Wu'er Kaixi was second on Beijing's Most Wanted list of student leaders
Wu'er Kaixi was a 21-year-old student at Beijing Normal University when he played a leading role in the pro-democracy demonstrations in Tiananmen Square.
Twenty years later, living in Taiwan, he remains a leading advocate for democracy in China.
His regular blog on Chinese politics attracts several hundred daily readers - 60% of whom are people in China who manage to get around government internet blocks.
He was among a handful of student representatives to attend an unprecedented meeting with then-Premier Li Peng - unprecedented not only because a Chinese leader had bowed to public pressure, but also because Wu'er Kaixi was shown on national television rebuking Mr Li for not having addressed students' demands.
This, says Wu'er Kaixi, helped Chinese people see themselves as equal to their leaders.
If I had known the result would be so bloody, would I have still done the same?

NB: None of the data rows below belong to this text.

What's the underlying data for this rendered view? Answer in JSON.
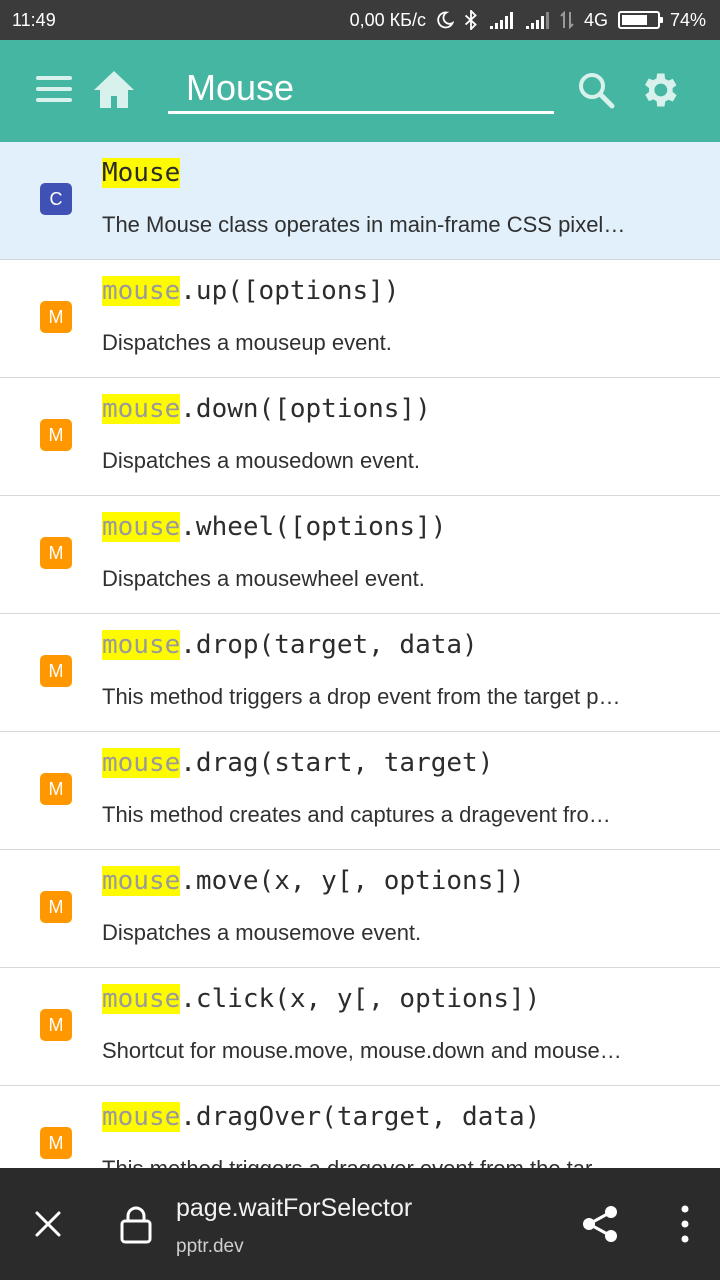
{
  "status_bar": {
    "time": "11:49",
    "net_speed": "0,00 КБ/с",
    "network": "4G",
    "battery": "74%",
    "battery_level": 0.74,
    "icons": [
      "moon-icon",
      "bluetooth-icon",
      "signal-icon",
      "signal-icon",
      "data-transfer-icon",
      "battery-icon"
    ]
  },
  "app_bar": {
    "background": "#45b6a1",
    "search_value": "Mouse",
    "icons": [
      "menu-icon",
      "home-icon",
      "search-icon",
      "gear-icon"
    ]
  },
  "results": [
    {
      "badge": "C",
      "badge_color": "#3f51b5",
      "highlight": "Mouse",
      "rest": "",
      "description": "The Mouse class operates in main-frame CSS pixel…",
      "selected": true
    },
    {
      "badge": "M",
      "badge_color": "#ff9800",
      "highlight": "mouse",
      "rest": ".up([options])",
      "description": "Dispatches a mouseup event.",
      "selected": false
    },
    {
      "badge": "M",
      "badge_color": "#ff9800",
      "highlight": "mouse",
      "rest": ".down([options])",
      "description": "Dispatches a mousedown event.",
      "selected": false
    },
    {
      "badge": "M",
      "badge_color": "#ff9800",
      "highlight": "mouse",
      "rest": ".wheel([options])",
      "description": "Dispatches a mousewheel event.",
      "selected": false
    },
    {
      "badge": "M",
      "badge_color": "#ff9800",
      "highlight": "mouse",
      "rest": ".drop(target, data)",
      "description": "This method triggers a drop event from the target p…",
      "selected": false
    },
    {
      "badge": "M",
      "badge_color": "#ff9800",
      "highlight": "mouse",
      "rest": ".drag(start, target)",
      "description": "This method creates and captures a dragevent fro…",
      "selected": false
    },
    {
      "badge": "M",
      "badge_color": "#ff9800",
      "highlight": "mouse",
      "rest": ".move(x, y[, options])",
      "description": "Dispatches a mousemove event.",
      "selected": false
    },
    {
      "badge": "M",
      "badge_color": "#ff9800",
      "highlight": "mouse",
      "rest": ".click(x, y[, options])",
      "description": "Shortcut for mouse.move, mouse.down and mouse…",
      "selected": false
    },
    {
      "badge": "M",
      "badge_color": "#ff9800",
      "highlight": "mouse",
      "rest": ".dragOver(target, data)",
      "description": "This method triggers a dragover event from the tar…",
      "selected": false
    }
  ],
  "bottom_bar": {
    "page_title": "page.waitForSelector",
    "host": "pptr.dev",
    "icons": [
      "close-icon",
      "lock-icon",
      "share-icon",
      "more-vert-icon"
    ]
  }
}
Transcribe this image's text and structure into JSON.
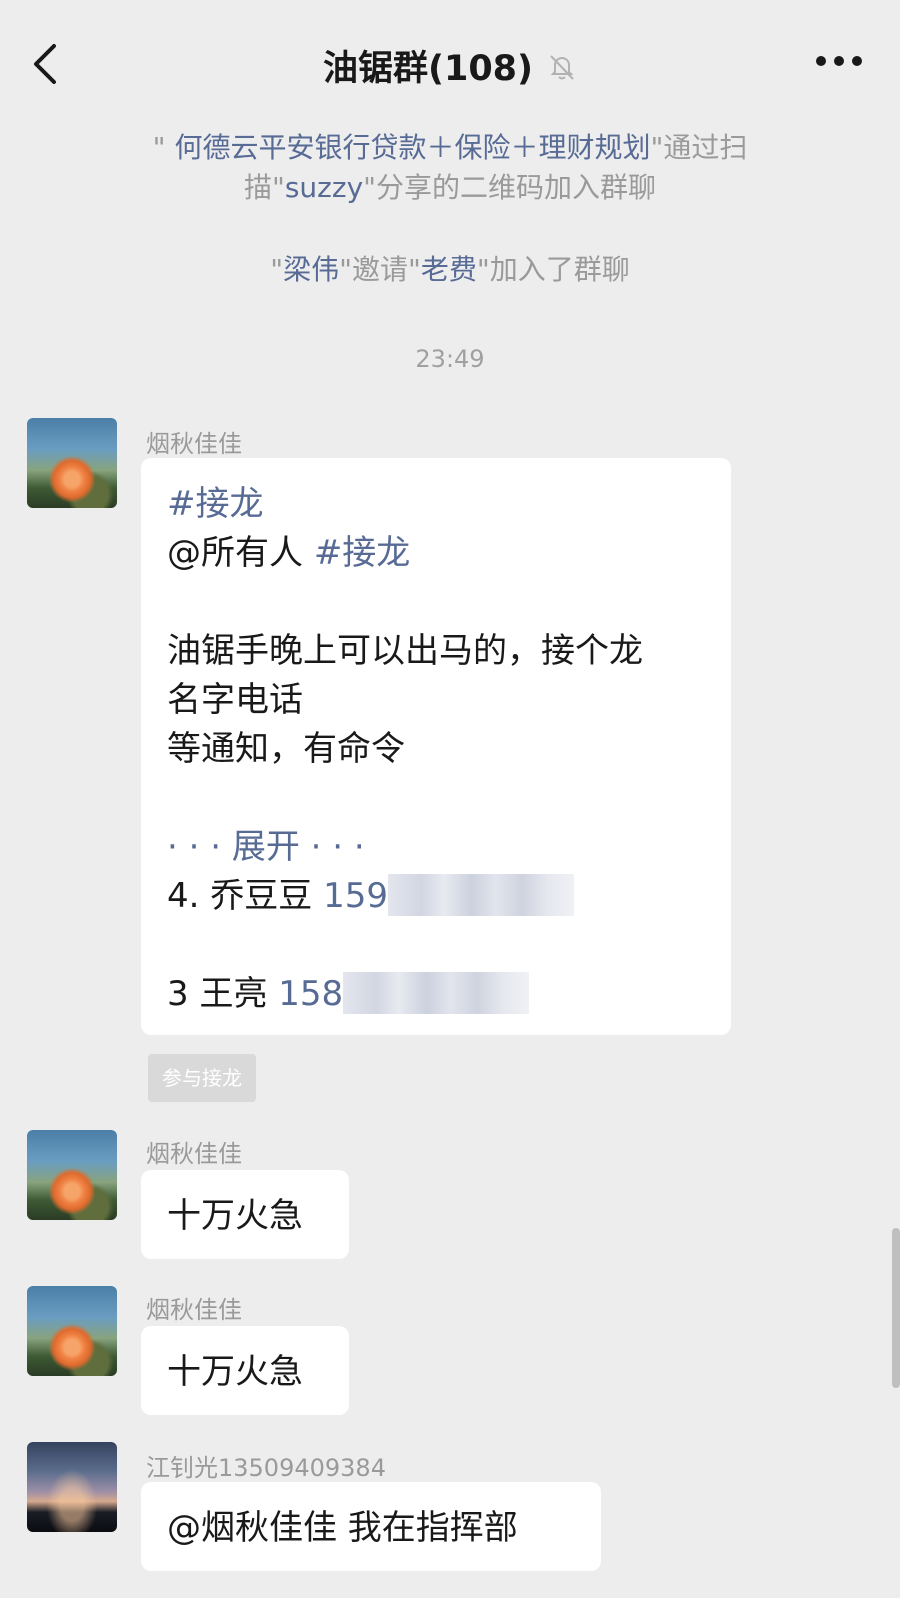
{
  "header": {
    "title": "油锯群(108)",
    "back_icon": "chevron-left-icon",
    "mute_icon": "bell-off-icon",
    "more_icon": "more-dots-icon"
  },
  "system_messages": [
    {
      "open": "\" ",
      "name": "何德云平安银行贷款＋保险＋理财规划",
      "mid": "\"通过扫描\"",
      "name2": "suzzy",
      "tail": "\"分享的二维码加入群聊"
    },
    {
      "open": "\"",
      "name": "梁伟",
      "mid": "\"邀请\"",
      "name2": "老费",
      "tail": "\"加入了群聊"
    }
  ],
  "timestamp": "23:49",
  "messages": [
    {
      "sender": "烟秋佳佳",
      "avatar": "flower-avatar",
      "lines": [
        {
          "tag": "#接龙"
        },
        {
          "text": "@所有人 ",
          "tag": "#接龙"
        },
        {
          "text": ""
        },
        {
          "text": "油锯手晚上可以出马的，接个龙"
        },
        {
          "text": "名字电话"
        },
        {
          "text": "等通知，有命令"
        },
        {
          "text": ""
        },
        {
          "tag": "· · · 展开 · · ·"
        },
        {
          "text": "4. 乔豆豆  ",
          "phone": "159"
        },
        {
          "text": ""
        },
        {
          "text": "3 王亮 ",
          "phone": "158"
        }
      ],
      "action_button": "参与接龙"
    },
    {
      "sender": "烟秋佳佳",
      "avatar": "flower-avatar",
      "text": "十万火急"
    },
    {
      "sender": "烟秋佳佳",
      "avatar": "flower-avatar",
      "text": "十万火急"
    },
    {
      "sender": "江钊光13509409384",
      "avatar": "dusk-avatar",
      "text": "@烟秋佳佳  我在指挥部"
    }
  ],
  "colors": {
    "background": "#ededed",
    "link": "#576b95",
    "bubble": "#ffffff",
    "system_text": "#9a9a9a"
  }
}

The answer is perhaps no
But Wu'er Kaixi has mixed emotions looking back on the events that followed - when hundreds, perhaps thousands of people were killed by Chinese soldiers sent in by the government.
"It was one of the best organised student movements and I'm very proud to have been part of it - even prouder to have been one of the organisers," he said.

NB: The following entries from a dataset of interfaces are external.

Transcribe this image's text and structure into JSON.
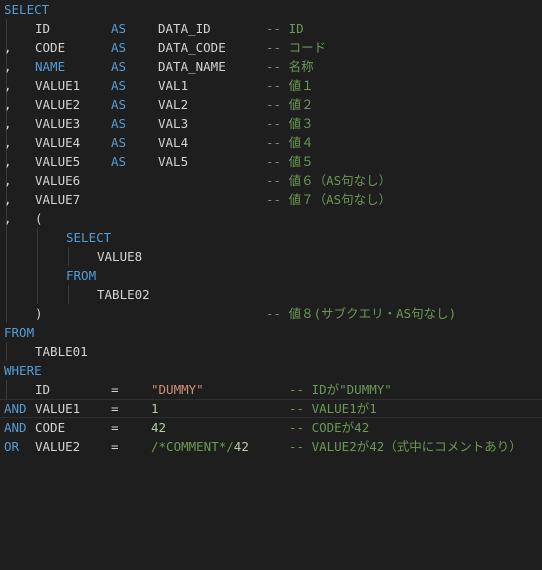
{
  "code": {
    "l1": [
      "SELECT"
    ],
    "l2": [
      "ID",
      "AS",
      "DATA_ID",
      "-- ID"
    ],
    "l3": [
      ",",
      "CODE",
      "AS",
      "DATA_CODE",
      "-- コード"
    ],
    "l4": [
      ",",
      "NAME",
      "AS",
      "DATA_NAME",
      "-- 名称"
    ],
    "l5": [
      ",",
      "VALUE1",
      "AS",
      "VAL1",
      "-- 値１"
    ],
    "l6": [
      ",",
      "VALUE2",
      "AS",
      "VAL2",
      "-- 値２"
    ],
    "l7": [
      ",",
      "VALUE3",
      "AS",
      "VAL3",
      "-- 値３"
    ],
    "l8": [
      ",",
      "VALUE4",
      "AS",
      "VAL4",
      "-- 値４"
    ],
    "l9": [
      ",",
      "VALUE5",
      "AS",
      "VAL5",
      "-- 値５"
    ],
    "l10": [
      ",",
      "VALUE6",
      "-- 値６（AS句なし）"
    ],
    "l11": [
      ",",
      "VALUE7",
      "-- 値７（AS句なし）"
    ],
    "l12": [
      ",",
      "("
    ],
    "l13": [
      "SELECT"
    ],
    "l14": [
      "VALUE8"
    ],
    "l15": [
      "FROM"
    ],
    "l16": [
      "TABLE02"
    ],
    "l17": [
      ")",
      "-- 値８(サブクエリ・AS句なし)"
    ],
    "l18": [
      "FROM"
    ],
    "l19": [
      "TABLE01"
    ],
    "l20": [
      "WHERE"
    ],
    "l21": [
      "ID",
      "=",
      "\"DUMMY\"",
      "-- IDが\"DUMMY\""
    ],
    "l22": [
      "AND",
      "VALUE1",
      "=",
      "1",
      "-- VALUE1が1"
    ],
    "l23": [
      "AND",
      "CODE",
      "=",
      "42",
      "-- CODEが42"
    ],
    "l24": [
      "OR",
      "VALUE2",
      "=",
      "/*COMMENT*/42",
      "-- VALUE2が42（式中にコメントあり）"
    ]
  },
  "colors": {
    "background": "#1e1e1e",
    "keyword": "#569cd6",
    "identifier": "#d4d4d4",
    "comment": "#6a9955",
    "string": "#ce9178",
    "number": "#b5cea8"
  }
}
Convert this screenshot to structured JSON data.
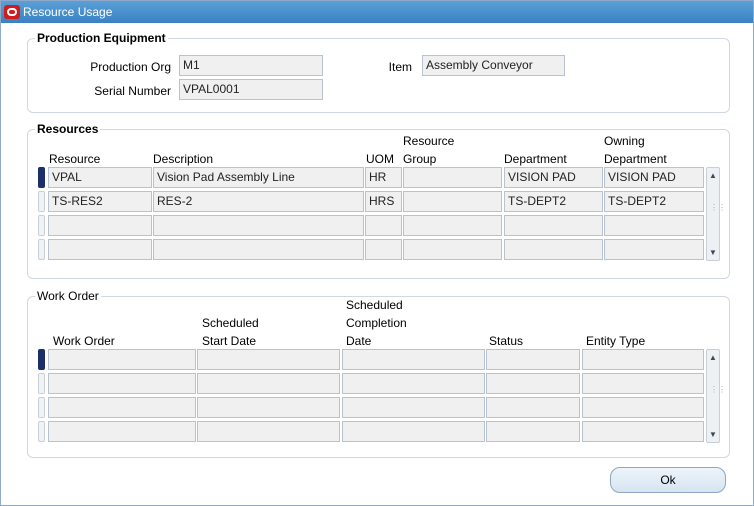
{
  "window": {
    "title": "Resource Usage"
  },
  "production_equipment": {
    "heading": "Production Equipment",
    "production_org_label": "Production Org",
    "production_org_value": "M1",
    "serial_number_label": "Serial Number",
    "serial_number_value": "VPAL0001",
    "item_label": "Item",
    "item_value": "Assembly Conveyor"
  },
  "resources": {
    "heading": "Resources",
    "columns": {
      "resource": "Resource",
      "description": "Description",
      "uom": "UOM",
      "resource_group_1": "Resource",
      "resource_group_2": "Group",
      "department": "Department",
      "owning_department_1": "Owning",
      "owning_department_2": "Department"
    },
    "rows": [
      {
        "resource": "VPAL",
        "description": "Vision Pad Assembly Line",
        "uom": "HR",
        "group": "",
        "department": "VISION PAD",
        "owning_department": "VISION PAD"
      },
      {
        "resource": "TS-RES2",
        "description": "RES-2",
        "uom": "HRS",
        "group": "",
        "department": "TS-DEPT2",
        "owning_department": "TS-DEPT2"
      },
      {
        "resource": "",
        "description": "",
        "uom": "",
        "group": "",
        "department": "",
        "owning_department": ""
      },
      {
        "resource": "",
        "description": "",
        "uom": "",
        "group": "",
        "department": "",
        "owning_department": ""
      }
    ]
  },
  "work_order": {
    "heading": "Work Order",
    "columns": {
      "work_order": "Work Order",
      "scheduled_start_1": "Scheduled",
      "scheduled_start_2": "Start Date",
      "scheduled_completion_1": "Scheduled",
      "scheduled_completion_2": "Completion",
      "scheduled_completion_3": "Date",
      "status": "Status",
      "entity_type": "Entity Type"
    },
    "rows": [
      {
        "work_order": "",
        "start": "",
        "completion": "",
        "status": "",
        "entity_type": ""
      },
      {
        "work_order": "",
        "start": "",
        "completion": "",
        "status": "",
        "entity_type": ""
      },
      {
        "work_order": "",
        "start": "",
        "completion": "",
        "status": "",
        "entity_type": ""
      },
      {
        "work_order": "",
        "start": "",
        "completion": "",
        "status": "",
        "entity_type": ""
      }
    ]
  },
  "buttons": {
    "ok": "Ok"
  },
  "icons": {
    "title": "oracle-logo-icon",
    "scroll_up": "arrow-up-icon",
    "scroll_down": "arrow-down-icon"
  },
  "colors": {
    "titlebar": "#3a82c4",
    "active_row_indicator": "#1d2f6b"
  }
}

"The demands we made - anti-corruption, press freedom, protection of private property rights and free market economy - Chinese people recognised these and they stood behind us."
Wu'er Kaixi rebuked Li Peng in person for ignoring the students' demands
But he continued: "If I had known the result would be so bloody, would I have still done the same? The answer is perhaps not.
"There was no way for us at that time to anticipate such a tragic human loss.
"If I could be sent back in time, knowing what we know today, could I have done a better job? Most definitely."
Despite the bloodshed,Wu'er Kaixi strongly believes the students' efforts were not in vain.
After the Tiananmen massacre, China was internationally isolated, its people no longer believed in the Communist Party and were more sceptical of the government, Wu'er Kaixi says.
The Party realised it needed a new way to legitimise its rule and was forced to undertake changes - allowing free market reforms and protecting property rights.
I don't see how the Chinese Communist Party can run this country as an authoritarian regime for long
Wu'er Kaixi says he is optimistic that he will one day be able to return to China to see his aging parents, whom he has not seen since his 20s when he went into hiding after being listed as one of China's "Most Wanted".
He is convinced that China has no other way to go but towards democracy.
"Things change fast. Look at the direction of China in the last 20 years, it's moving toward citizen awareness. It's inevitable.
"For thousands of years, Chinese people have considered themselves as subjects, not citizens. That has changed, especially after 1989. And that brings me hope for going back," he says.
"If there are one billion citizens there and they consider themselves citizens, I don't see how the Chinese Communist Party can run this country as an authoritarian regime for long."
Wu'er Kaixi was speaking to the BBC's Cindy Sui in Taiwan.